In 1989, Lu was pursuing his master's degree but was not caught up in the political drama at Tiananmen Square, like many of his fellow students. He became a high-level official at a Beijing-based woollen factory, and made his name in 1998 when he became the youngest director of a state-owned factory. That same year, Lu was invited to a meeting with premier Zhu Rongji and Jia Qinglin , the party secretary of Beijing who became a member of the Politburo Standing Committee.
Mainland media praised Lu for his aggressive reforms, saying that the factory was reborn under his management. Song Jinshan , who worked in the purchasing department directly under Lu in the 1990s, remembered Lu as an intelligent and easy-going leader who brought "new thoughts" to the company.
But a retiree, who claimed he worked in the factory's central office in the 1990s, called Lu's reforms "vanity projects".
"Lu didn't manage the factory well. The factory wasn't profitable but it became a showcase for higher leaders, so it only looked good on the surface," the retiree said. The factory's performance slumped after Lu left in 1999 and closed in 2006.
But fate continued to favour Lu. Under Jia's mentorship, Lu became one of Beijing's rising political stars. In 1999, at 32, he became the youngest director of Zhongguancun Science Park, one of the capital's major technology hubs. In 2003, he was named vice-major of Beijing - again the youngest.
Unlike most mainland officials, Lu enjoys making unscripted public speeches. During his first tour to Hong Kong as vice-major, in 2004, he was praised by mainland media for an informative and convincing speech. His speech also impressed Fred Hu, then managing director of Greater China for Goldman Sachs, who was later quoted by 21st Century Business Herald as saying that "Beijing is a vibrant city. We could tell this from its dynamic young leader, Lu".
The only speed bump in Lu's political career so far was in 2006. Rumours started in July that year that Beijing's Municipal Bureau of Grain had bought 292,000 tonnes of rice during the Sars (severe acute respiratory syndrome) outbreak in April 2003 as reserves, then sold it early in 2006 in the capital's food markets under the instruction of then vice-mayor Lu.

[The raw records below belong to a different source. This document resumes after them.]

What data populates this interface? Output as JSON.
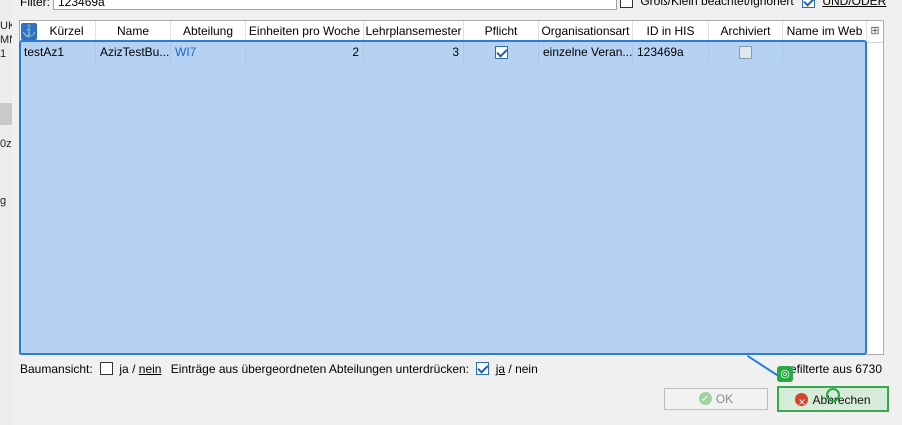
{
  "background": {
    "fragments": [
      "UK",
      "MN",
      "1",
      "0z",
      "g"
    ]
  },
  "filter": {
    "label": "Filter:",
    "value": "123469a",
    "case_label": "Groß/Klein beachtet/ignoriert",
    "case_checked": false,
    "andor_label": "UND/ODER",
    "andor_checked": true
  },
  "table": {
    "anchor_icon": "anchor-icon",
    "columns": [
      "Kürzel",
      "Name",
      "Abteilung",
      "Einheiten pro Woche",
      "Lehrplansemester",
      "Pflicht",
      "Organisationsart",
      "ID in HIS",
      "Archiviert",
      "Name im Web"
    ],
    "rows": [
      {
        "kuerzel": "testAz1",
        "name": "AzizTestBu...",
        "abteilung": "WI7",
        "einheiten": "2",
        "semester": "3",
        "pflicht": true,
        "organisationsart": "einzelne Veran...",
        "id_his": "123469a",
        "archiviert": false,
        "name_web": ""
      }
    ]
  },
  "bottom": {
    "baum_label": "Baumansicht:",
    "baum_ja": "ja",
    "baum_sep": "/",
    "baum_nein": "nein",
    "baum_checked": false,
    "unter_label": "Einträge aus übergeordneten Abteilungen unterdrücken:",
    "unter_ja": "ja",
    "unter_sep": "/",
    "unter_nein": "nein",
    "unter_checked": true,
    "count_text": "gefilterte aus 6730"
  },
  "buttons": {
    "ok_label": "OK",
    "cancel_label": "Abbrechen"
  },
  "colors": {
    "selection": "#b6d2f3",
    "selection_border": "#2c7bd6",
    "focus_green": "#2aa845",
    "link_blue": "#2a66c4"
  }
}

Economist Larry Lang Xianping wrote an article accusing Lu of being incompetent and criticising administrative corruption by local governments.
"Distributing old rice is almost like spreading poison in public food," Lang wrote in a Yazhou Zhoukan article in August 2006. An investigation was launched and eventually a state-owned grain company was found guilty despite authorities providing few details of the case. A source close to the case said at the time that "no information would be disclosed due to the seniority of the officials involved".
Just when many thought the scandal would tarnish Lu's career, he was promoted again. In June 2008, in the Great Hall of the People, he told thousands of people that the CYL was moving ahead to a new era.
"The league should teach youth about the notion of socialism with Chinese characteristics," Lu said precisely, looking straight into the crowd. By then he was a chubby middle-aged man dressed in an impeccable dark suit.
The CYL 16th national congress lasted only four days, the shortest ever. Mainland media praised Lu for the new look he had given to the CYL.
At a national meeting in January 2009, before Lunar New Year, Lu warned that local CYL organisations would not be coming to Beijing for the customary annual work review. He said everyone knew the real meaning of "work review" just before the Lunar New Year, referring to the lavishness of such events.
"We should cut out unnecessary banquets," he said. The Lunar New Year holidays, where gift-giving is traditional not only among family members but also between business contacts, offers ideal cover for bribery, as many incidents of corruption on the mainland occur during these holidays. Mainland media said Lu's words reflected his determination to battle corruption, which has undermined the nation's reform agenda for decades.
As one of the youngest political forces on the mainland, Lu's influence and reach cannot be questioned - as long as his luck holds up.